## TASK REQUIREMENTS:
Here are some entries; quote each one exactly.

## PROVIDED ENTRIES:
★ ★ ★ ★ ★
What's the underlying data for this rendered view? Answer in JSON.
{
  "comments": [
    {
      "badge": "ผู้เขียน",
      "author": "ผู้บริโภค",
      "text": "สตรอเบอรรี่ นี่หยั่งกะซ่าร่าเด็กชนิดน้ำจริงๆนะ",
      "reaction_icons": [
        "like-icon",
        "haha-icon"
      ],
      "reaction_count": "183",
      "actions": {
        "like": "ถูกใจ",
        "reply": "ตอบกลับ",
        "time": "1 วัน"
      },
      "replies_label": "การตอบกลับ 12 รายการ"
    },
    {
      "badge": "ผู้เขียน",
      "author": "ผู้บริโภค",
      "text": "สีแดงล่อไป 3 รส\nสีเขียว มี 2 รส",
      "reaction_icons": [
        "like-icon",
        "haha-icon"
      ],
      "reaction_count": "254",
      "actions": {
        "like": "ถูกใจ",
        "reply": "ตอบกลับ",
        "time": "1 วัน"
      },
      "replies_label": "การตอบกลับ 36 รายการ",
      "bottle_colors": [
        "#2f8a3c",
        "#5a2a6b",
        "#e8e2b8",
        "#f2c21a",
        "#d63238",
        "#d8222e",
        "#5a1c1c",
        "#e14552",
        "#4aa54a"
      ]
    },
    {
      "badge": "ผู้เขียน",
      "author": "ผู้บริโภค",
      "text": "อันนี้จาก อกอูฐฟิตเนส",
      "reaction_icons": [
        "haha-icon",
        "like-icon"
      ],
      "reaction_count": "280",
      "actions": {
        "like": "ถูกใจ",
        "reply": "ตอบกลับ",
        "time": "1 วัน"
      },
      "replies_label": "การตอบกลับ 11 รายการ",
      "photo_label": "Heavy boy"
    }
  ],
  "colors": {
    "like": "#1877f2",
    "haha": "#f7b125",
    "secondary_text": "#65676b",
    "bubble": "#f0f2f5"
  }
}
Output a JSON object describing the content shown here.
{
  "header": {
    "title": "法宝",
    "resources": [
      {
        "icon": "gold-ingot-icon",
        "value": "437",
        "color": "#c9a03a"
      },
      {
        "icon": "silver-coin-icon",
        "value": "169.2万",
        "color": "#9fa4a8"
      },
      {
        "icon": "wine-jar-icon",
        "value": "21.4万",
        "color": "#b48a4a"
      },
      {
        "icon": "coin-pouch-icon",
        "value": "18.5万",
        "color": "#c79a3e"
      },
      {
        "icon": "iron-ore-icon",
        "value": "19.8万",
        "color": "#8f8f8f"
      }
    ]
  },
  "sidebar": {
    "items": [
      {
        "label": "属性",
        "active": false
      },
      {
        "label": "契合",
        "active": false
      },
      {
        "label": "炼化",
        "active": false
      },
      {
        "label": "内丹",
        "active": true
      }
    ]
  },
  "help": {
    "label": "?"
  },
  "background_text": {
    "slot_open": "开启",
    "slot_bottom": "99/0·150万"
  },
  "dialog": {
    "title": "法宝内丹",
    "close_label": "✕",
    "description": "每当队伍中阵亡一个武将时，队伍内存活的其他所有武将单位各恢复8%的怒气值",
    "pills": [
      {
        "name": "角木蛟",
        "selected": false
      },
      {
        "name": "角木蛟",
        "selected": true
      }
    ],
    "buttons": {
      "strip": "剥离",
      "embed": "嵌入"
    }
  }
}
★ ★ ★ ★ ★
## ANSWER FOR THIS EXERCISE:
What's the underlying data for this rendered view? Answer in JSON.
{
  "comments": [
    {
      "badge": "ผู้เขียน",
      "author": "ผู้บริโภค",
      "text": "สตรอเบอรรี่ นี่หยั่งกะซ่าร่าเด็กชนิดน้ำจริงๆนะ",
      "reaction_icons": [
        "like-icon",
        "haha-icon"
      ],
      "reaction_count": "183",
      "actions": {
        "like": "ถูกใจ",
        "reply": "ตอบกลับ",
        "time": "1 วัน"
      },
      "replies_label": "การตอบกลับ 12 รายการ"
    },
    {
      "badge": "ผู้เขียน",
      "author": "ผู้บริโภค",
      "text": "สีแดงล่อไป 3 รส\nสีเขียว มี 2 รส",
      "reaction_icons": [
        "like-icon",
        "haha-icon"
      ],
      "reaction_count": "254",
      "actions": {
        "like": "ถูกใจ",
        "reply": "ตอบกลับ",
        "time": "1 วัน"
      },
      "replies_label": "การตอบกลับ 36 รายการ",
      "bottle_colors": [
        "#2f8a3c",
        "#5a2a6b",
        "#e8e2b8",
        "#f2c21a",
        "#d63238",
        "#d8222e",
        "#5a1c1c",
        "#e14552",
        "#4aa54a"
      ]
    },
    {
      "badge": "ผู้เขียน",
      "author": "ผู้บริโภค",
      "text": "อันนี้จาก อกอูฐฟิตเนส",
      "reaction_icons": [
        "haha-icon",
        "like-icon"
      ],
      "reaction_count": "280",
      "actions": {
        "like": "ถูกใจ",
        "reply": "ตอบกลับ",
        "time": "1 วัน"
      },
      "replies_label": "การตอบกลับ 11 รายการ",
      "photo_label": "Heavy boy"
    }
  ],
  "colors": {
    "like": "#1877f2",
    "haha": "#f7b125",
    "secondary_text": "#65676b",
    "bubble": "#f0f2f5"
  }
}
Output a JSON object describing the content shown here.
{
  "header": {
    "title": "法宝",
    "resources": [
      {
        "icon": "gold-ingot-icon",
        "value": "437",
        "color": "#c9a03a"
      },
      {
        "icon": "silver-coin-icon",
        "value": "169.2万",
        "color": "#9fa4a8"
      },
      {
        "icon": "wine-jar-icon",
        "value": "21.4万",
        "color": "#b48a4a"
      },
      {
        "icon": "coin-pouch-icon",
        "value": "18.5万",
        "color": "#c79a3e"
      },
      {
        "icon": "iron-ore-icon",
        "value": "19.8万",
        "color": "#8f8f8f"
      }
    ]
  },
  "sidebar": {
    "items": [
      {
        "label": "属性",
        "active": false
      },
      {
        "label": "契合",
        "active": false
      },
      {
        "label": "炼化",
        "active": false
      },
      {
        "label": "内丹",
        "active": true
      }
    ]
  },
  "help": {
    "label": "?"
  },
  "background_text": {
    "slot_open": "开启",
    "slot_bottom": "99/0·150万"
  },
  "dialog": {
    "title": "法宝内丹",
    "close_label": "✕",
    "description": "每当队伍中阵亡一个武将时，队伍内存活的其他所有武将单位各恢复8%的怒气值",
    "pills": [
      {
        "name": "角木蛟",
        "selected": false
      },
      {
        "name": "角木蛟",
        "selected": true
      }
    ],
    "buttons": {
      "strip": "剥离",
      "embed": "嵌入"
    }
  }
}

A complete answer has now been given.